[[ SUPPLIED RECORDS open ]]
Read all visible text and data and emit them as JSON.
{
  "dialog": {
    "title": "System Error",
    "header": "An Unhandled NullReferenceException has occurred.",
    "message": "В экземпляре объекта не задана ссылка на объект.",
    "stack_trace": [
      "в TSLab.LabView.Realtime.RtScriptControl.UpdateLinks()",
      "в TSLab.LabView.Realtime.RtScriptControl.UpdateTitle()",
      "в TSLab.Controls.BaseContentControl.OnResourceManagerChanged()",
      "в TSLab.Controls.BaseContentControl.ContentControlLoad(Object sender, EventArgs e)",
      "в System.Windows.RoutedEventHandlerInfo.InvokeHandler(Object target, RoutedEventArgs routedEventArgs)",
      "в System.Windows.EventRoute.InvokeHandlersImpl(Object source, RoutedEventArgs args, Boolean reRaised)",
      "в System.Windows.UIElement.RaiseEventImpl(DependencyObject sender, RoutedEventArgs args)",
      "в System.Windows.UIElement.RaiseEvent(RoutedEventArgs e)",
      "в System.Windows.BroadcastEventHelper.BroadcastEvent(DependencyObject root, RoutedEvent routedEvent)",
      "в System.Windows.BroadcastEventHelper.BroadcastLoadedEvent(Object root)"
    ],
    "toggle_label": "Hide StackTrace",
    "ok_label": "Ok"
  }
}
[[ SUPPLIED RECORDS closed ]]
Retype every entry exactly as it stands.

Read all visible text and data and emit them as JSON.
{
  "dialog": {
    "title": "System Error",
    "header": "An Unhandled NullReferenceException has occurred.",
    "message": "В экземпляре объекта не задана ссылка на объект.",
    "stack_trace": [
      "в TSLab.LabView.Realtime.RtScriptControl.UpdateLinks()",
      "в TSLab.LabView.Realtime.RtScriptControl.UpdateTitle()",
      "в TSLab.Controls.BaseContentControl.OnResourceManagerChanged()",
      "в TSLab.Controls.BaseContentControl.ContentControlLoad(Object sender, EventArgs e)",
      "в System.Windows.RoutedEventHandlerInfo.InvokeHandler(Object target, RoutedEventArgs routedEventArgs)",
      "в System.Windows.EventRoute.InvokeHandlersImpl(Object source, RoutedEventArgs args, Boolean reRaised)",
      "в System.Windows.UIElement.RaiseEventImpl(DependencyObject sender, RoutedEventArgs args)",
      "в System.Windows.UIElement.RaiseEvent(RoutedEventArgs e)",
      "в System.Windows.BroadcastEventHelper.BroadcastEvent(DependencyObject root, RoutedEvent routedEvent)",
      "в System.Windows.BroadcastEventHelper.BroadcastLoadedEvent(Object root)"
    ],
    "toggle_label": "Hide StackTrace",
    "ok_label": "Ok"
  }
}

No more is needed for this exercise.